The influence of age of the consumer and food novelty on incidentally learned food memory was investigated by providing a meal containing novel and familiar target items under the pretense of a study on hunger feelings to 34 young and 36 older participants in France and to 24 young and 20 older participants in Denmark and testing them a day later on recognition of the targets among a set of distractors that were variations of the target made by adding or subtracting taste (sour or sweet) or aroma (orange or red berry flavor). Memory was also tested by asking participants to indicate whether the target and the distractors were equal to or less or more intense than the remembered target in sourness sweetness and aroma. The results showed that when novelty is defined as whether people know or not a given product, it has a strong influence on memory performance, but that age did not, the elderly performing just as well as the young. The change in the distractors was more readily detected with familiar than with novel targets where the participants were still confused by the target itself. Special attention is given to the influence of the incidental learning paradigm on the outcome and to the ways in which it differs from traditional recognition experiments.
- perceived fragrance complexity
- incidental-learning experiment

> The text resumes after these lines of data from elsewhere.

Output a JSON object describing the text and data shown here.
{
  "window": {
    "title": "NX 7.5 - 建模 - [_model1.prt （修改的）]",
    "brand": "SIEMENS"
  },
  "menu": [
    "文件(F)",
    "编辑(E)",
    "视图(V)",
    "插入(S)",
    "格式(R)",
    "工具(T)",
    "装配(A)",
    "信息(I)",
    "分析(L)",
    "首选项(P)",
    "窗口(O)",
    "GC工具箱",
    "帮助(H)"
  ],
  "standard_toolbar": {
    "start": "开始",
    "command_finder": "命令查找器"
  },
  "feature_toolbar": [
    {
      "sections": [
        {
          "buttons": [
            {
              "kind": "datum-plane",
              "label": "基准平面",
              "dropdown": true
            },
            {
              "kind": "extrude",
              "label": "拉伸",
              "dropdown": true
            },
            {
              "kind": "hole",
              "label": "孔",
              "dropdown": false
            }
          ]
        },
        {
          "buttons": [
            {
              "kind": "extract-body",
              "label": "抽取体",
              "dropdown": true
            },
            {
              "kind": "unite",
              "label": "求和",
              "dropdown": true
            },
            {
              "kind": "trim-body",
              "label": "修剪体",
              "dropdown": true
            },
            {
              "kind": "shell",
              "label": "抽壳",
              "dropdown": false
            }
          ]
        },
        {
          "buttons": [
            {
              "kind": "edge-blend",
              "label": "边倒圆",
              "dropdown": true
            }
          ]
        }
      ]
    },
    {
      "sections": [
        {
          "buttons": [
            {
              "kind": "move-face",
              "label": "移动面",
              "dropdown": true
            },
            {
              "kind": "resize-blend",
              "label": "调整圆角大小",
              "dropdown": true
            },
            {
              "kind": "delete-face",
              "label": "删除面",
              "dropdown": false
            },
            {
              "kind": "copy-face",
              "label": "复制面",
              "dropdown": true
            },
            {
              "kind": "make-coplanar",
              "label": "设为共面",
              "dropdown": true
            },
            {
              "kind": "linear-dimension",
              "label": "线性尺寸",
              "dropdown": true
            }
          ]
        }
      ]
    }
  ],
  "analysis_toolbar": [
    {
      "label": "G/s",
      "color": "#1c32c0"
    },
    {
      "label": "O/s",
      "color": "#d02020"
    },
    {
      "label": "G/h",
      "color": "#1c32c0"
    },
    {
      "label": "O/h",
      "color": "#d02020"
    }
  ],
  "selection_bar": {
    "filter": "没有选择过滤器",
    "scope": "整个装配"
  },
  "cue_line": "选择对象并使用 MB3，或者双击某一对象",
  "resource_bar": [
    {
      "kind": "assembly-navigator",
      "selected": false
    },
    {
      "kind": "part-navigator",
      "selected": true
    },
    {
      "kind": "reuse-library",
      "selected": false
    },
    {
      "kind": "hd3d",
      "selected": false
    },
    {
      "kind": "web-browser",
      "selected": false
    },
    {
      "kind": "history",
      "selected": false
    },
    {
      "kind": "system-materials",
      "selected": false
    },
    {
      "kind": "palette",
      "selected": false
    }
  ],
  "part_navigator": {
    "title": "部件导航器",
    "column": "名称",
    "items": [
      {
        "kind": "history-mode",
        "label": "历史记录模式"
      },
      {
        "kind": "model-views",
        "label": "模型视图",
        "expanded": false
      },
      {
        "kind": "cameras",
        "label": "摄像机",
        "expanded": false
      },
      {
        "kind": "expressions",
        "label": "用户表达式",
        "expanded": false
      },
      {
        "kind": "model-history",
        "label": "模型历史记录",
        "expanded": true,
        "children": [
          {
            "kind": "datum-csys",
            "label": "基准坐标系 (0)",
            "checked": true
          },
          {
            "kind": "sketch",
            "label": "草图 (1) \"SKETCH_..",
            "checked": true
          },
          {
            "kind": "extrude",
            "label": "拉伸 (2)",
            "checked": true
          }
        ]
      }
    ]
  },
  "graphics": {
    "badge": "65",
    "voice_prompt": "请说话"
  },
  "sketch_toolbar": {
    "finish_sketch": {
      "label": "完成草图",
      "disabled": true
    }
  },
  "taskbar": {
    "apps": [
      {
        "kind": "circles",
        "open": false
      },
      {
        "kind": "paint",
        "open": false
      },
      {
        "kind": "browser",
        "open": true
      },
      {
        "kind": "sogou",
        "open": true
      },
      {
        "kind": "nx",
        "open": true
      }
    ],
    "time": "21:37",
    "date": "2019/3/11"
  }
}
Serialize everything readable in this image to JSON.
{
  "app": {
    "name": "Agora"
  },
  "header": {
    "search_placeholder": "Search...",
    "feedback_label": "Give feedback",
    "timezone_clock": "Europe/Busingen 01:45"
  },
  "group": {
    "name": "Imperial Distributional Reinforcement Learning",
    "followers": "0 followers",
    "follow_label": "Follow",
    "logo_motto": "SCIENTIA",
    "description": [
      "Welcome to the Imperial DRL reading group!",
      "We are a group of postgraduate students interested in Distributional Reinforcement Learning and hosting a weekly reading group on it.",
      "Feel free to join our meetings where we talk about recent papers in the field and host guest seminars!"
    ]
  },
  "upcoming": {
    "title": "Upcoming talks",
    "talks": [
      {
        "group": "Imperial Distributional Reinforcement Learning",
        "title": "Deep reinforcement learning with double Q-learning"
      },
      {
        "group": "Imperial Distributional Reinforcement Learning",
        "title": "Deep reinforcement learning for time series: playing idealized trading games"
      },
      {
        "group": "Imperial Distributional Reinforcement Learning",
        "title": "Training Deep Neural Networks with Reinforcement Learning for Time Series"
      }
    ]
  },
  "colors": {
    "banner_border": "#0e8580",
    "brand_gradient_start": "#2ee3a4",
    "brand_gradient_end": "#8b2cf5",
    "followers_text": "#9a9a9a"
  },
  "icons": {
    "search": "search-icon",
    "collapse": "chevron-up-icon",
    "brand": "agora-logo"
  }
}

- episodic odor recognition
- implicit memory
- explicit memory
- flavor memory
- young persons